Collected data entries
- - -

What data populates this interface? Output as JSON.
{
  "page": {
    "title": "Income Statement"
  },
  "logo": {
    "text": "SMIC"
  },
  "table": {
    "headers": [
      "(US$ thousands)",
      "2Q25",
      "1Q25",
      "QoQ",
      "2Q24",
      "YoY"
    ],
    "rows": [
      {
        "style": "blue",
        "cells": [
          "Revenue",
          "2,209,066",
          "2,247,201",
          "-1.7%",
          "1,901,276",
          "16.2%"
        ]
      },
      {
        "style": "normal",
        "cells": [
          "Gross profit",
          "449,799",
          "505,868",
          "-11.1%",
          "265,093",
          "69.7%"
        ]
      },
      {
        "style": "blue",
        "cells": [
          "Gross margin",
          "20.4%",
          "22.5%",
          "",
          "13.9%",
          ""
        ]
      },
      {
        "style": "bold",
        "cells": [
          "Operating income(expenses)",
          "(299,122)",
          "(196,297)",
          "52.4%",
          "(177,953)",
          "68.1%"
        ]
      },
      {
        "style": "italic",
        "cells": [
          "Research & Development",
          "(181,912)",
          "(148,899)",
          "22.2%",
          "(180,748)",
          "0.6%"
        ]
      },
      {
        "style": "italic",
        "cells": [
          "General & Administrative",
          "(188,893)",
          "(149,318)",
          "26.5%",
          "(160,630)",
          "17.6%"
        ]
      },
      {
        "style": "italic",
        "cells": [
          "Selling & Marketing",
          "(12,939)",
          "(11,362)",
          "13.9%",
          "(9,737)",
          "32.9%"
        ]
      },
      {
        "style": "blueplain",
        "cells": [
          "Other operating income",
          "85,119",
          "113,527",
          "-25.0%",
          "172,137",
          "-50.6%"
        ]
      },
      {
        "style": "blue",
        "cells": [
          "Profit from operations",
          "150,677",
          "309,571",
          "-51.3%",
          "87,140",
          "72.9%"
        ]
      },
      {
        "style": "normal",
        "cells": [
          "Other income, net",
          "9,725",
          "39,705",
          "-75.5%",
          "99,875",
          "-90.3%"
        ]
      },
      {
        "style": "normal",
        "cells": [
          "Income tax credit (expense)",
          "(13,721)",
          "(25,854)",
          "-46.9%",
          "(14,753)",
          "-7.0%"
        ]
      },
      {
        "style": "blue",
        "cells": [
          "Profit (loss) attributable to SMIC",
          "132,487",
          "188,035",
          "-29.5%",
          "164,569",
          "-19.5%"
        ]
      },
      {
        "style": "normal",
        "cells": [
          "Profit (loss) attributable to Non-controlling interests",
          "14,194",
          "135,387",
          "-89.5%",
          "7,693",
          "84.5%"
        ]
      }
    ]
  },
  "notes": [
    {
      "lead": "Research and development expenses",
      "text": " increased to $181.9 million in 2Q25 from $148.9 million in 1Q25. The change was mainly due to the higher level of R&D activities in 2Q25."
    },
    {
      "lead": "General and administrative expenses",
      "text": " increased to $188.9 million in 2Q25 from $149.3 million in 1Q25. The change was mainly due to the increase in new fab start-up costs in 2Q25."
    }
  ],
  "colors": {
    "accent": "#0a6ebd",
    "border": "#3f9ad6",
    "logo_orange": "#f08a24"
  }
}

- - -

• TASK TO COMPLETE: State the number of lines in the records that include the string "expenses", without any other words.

• RESPONSE TO THIS EXERCISE: 3